EBay Inc. hopes to operate in as many as 25 countries in 2005, up from 17 today, and envisions a world in which users will be able to buy and sell goods across borders as easily as if they were making a domestic purchase, company officials said Monday.
In an overview of its financial projections, the online auction and retailing giant also said it expects revenue for 2002 to reach US$1.05 billion to $1.1 billion, according to a company statement. The projected 2002 revenue could produce pro forma earnings of $0.70 to $0.73 per diluted share, according to the statement. In the first three quarters of 2001, eBay reported net revenue of $529.4 million.
Company executives are comfortable with full-year 2001 earnings projections of 47 cents per share from analysts polled by First Call/Thomson Financial Inc., eBay spokesman Kevin Pursglove said.
EBay's goal is to reach annual revenue of $3 billion by 2005, according to the statement.
One key to reaching that goal is business outside the U.S.
"Clearly, with the opportunities that exist in Asia and Europe and the opportunity for growth, it's very likely you'll see an increasing proportion of revenues coming from the international sites," Pursglove said. Analysts expect Internet use to grow over the next several years more rapidly outside the U.S., particularly in Asia.
EBay's goal is to eventually make international transactions look to the user much like domestic transactions do today, he said. The company hopes to perform currency exchange, customs clearance and even language translation for users. When it does, Italian shoppers could find items on sale in Japan described in Italian with the price expressed in Italian lire, for example.
The company is not projecting a date for achieving that goal, Pursglove added.
"We're a ways away from being able to establish that level of transparency," he said.
EBay has expanded its international operations through acquisitions, partnerships and building sites from scratch and will continue to use all those avenues, Pursglove said. The company is interested in expanding to large markets where there already is a significant level of Internet use, and is examining the opportunities in markets including China and Taiwan.
EBay currently has operations in Argentina, Australia, Austria, Brazil, Canada, France, Germany, Ireland, Italy, Japan, Mexico, the Netherlands, New Zealand, Singapore, South Korea, Switzerland and the U.K. The company expects its international business overall to break even by 2002.

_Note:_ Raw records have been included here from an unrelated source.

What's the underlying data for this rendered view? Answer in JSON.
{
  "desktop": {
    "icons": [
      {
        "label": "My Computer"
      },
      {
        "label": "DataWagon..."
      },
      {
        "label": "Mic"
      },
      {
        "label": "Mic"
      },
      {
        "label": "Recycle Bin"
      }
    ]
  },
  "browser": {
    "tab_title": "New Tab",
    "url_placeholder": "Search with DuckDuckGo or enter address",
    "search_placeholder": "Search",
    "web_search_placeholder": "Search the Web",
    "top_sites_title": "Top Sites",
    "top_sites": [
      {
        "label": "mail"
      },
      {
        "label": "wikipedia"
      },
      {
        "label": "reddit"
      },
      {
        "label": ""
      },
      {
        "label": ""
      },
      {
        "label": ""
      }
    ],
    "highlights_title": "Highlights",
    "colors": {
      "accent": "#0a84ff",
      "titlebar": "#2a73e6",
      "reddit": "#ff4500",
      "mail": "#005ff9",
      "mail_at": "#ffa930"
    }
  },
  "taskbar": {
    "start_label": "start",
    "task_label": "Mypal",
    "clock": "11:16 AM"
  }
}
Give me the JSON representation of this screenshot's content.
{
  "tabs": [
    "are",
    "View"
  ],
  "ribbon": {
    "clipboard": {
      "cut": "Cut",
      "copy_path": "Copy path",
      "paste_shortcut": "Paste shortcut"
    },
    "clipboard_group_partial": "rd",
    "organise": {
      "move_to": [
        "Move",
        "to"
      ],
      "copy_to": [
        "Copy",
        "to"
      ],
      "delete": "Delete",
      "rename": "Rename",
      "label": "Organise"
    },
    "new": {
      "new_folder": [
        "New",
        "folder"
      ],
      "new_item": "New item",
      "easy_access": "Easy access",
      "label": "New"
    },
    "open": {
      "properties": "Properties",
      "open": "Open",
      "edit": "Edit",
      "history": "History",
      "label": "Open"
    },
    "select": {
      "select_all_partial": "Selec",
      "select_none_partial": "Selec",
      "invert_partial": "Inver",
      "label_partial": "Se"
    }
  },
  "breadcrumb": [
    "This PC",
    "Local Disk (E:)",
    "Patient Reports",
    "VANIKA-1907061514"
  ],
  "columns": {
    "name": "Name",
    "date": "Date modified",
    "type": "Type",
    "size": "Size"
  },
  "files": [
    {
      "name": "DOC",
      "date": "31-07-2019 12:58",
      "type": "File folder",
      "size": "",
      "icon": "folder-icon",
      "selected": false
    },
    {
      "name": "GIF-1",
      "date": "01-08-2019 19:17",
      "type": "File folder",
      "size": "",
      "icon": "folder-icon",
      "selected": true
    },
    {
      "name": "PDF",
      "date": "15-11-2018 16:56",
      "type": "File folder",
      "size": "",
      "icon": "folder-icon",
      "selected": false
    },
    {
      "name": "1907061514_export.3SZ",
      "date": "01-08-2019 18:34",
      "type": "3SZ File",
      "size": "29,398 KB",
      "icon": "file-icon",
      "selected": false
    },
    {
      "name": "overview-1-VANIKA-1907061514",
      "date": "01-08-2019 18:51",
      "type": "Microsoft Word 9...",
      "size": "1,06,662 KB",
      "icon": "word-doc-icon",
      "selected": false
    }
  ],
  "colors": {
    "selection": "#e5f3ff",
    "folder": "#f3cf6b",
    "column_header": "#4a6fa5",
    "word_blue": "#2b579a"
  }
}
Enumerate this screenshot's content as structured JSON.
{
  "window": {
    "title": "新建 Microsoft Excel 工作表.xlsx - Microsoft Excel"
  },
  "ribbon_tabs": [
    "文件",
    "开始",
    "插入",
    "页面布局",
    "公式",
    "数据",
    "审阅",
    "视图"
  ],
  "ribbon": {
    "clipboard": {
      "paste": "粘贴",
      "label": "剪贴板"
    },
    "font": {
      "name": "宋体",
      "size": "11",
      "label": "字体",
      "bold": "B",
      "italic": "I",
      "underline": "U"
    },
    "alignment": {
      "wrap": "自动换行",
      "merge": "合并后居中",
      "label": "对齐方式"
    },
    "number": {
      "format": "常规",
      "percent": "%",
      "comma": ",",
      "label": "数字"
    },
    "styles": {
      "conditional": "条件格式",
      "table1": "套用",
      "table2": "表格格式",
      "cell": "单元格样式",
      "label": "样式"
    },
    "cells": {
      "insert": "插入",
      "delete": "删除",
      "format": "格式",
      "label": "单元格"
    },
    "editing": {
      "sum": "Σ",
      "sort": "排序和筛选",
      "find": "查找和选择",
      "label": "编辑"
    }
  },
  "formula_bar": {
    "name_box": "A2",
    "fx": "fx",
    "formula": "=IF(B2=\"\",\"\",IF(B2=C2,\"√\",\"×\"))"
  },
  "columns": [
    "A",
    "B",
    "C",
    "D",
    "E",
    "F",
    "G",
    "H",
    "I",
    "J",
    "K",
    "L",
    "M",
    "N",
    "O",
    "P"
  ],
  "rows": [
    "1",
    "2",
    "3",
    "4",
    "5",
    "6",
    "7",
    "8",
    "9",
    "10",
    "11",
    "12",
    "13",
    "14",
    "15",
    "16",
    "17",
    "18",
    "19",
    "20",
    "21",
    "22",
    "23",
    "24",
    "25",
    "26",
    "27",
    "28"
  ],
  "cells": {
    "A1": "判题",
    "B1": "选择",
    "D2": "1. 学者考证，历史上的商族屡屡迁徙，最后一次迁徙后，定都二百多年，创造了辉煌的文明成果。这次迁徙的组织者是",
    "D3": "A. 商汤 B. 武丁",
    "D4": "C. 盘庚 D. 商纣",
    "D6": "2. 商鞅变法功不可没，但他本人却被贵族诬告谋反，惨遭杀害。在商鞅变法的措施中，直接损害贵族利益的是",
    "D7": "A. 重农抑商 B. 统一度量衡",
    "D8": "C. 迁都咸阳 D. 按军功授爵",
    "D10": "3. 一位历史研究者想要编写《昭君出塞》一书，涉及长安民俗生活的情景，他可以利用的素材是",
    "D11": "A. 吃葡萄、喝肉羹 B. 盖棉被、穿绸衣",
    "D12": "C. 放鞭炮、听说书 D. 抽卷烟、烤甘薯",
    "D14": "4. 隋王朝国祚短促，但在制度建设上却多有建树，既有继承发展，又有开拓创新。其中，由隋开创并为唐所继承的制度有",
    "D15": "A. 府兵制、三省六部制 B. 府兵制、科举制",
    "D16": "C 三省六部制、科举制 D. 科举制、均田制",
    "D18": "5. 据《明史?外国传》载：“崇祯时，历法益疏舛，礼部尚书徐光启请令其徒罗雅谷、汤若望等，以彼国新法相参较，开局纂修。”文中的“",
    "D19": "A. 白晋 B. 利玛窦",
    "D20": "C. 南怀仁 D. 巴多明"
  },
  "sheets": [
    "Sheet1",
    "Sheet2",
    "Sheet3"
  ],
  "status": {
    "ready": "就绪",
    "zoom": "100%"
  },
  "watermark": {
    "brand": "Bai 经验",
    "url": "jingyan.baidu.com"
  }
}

Another key element of eBay's expansion plans is its fixed-price sales operations. Over the next several quarters, the company will further integrate its Web site with Half.com, which it acquired last year. The sites eventually will have a single sign-on process, customer service department and system for user feedback. In the third quarter of this year, 16 percent of eBay's revenue came from fixed-price selling, including eBay's own express buying service.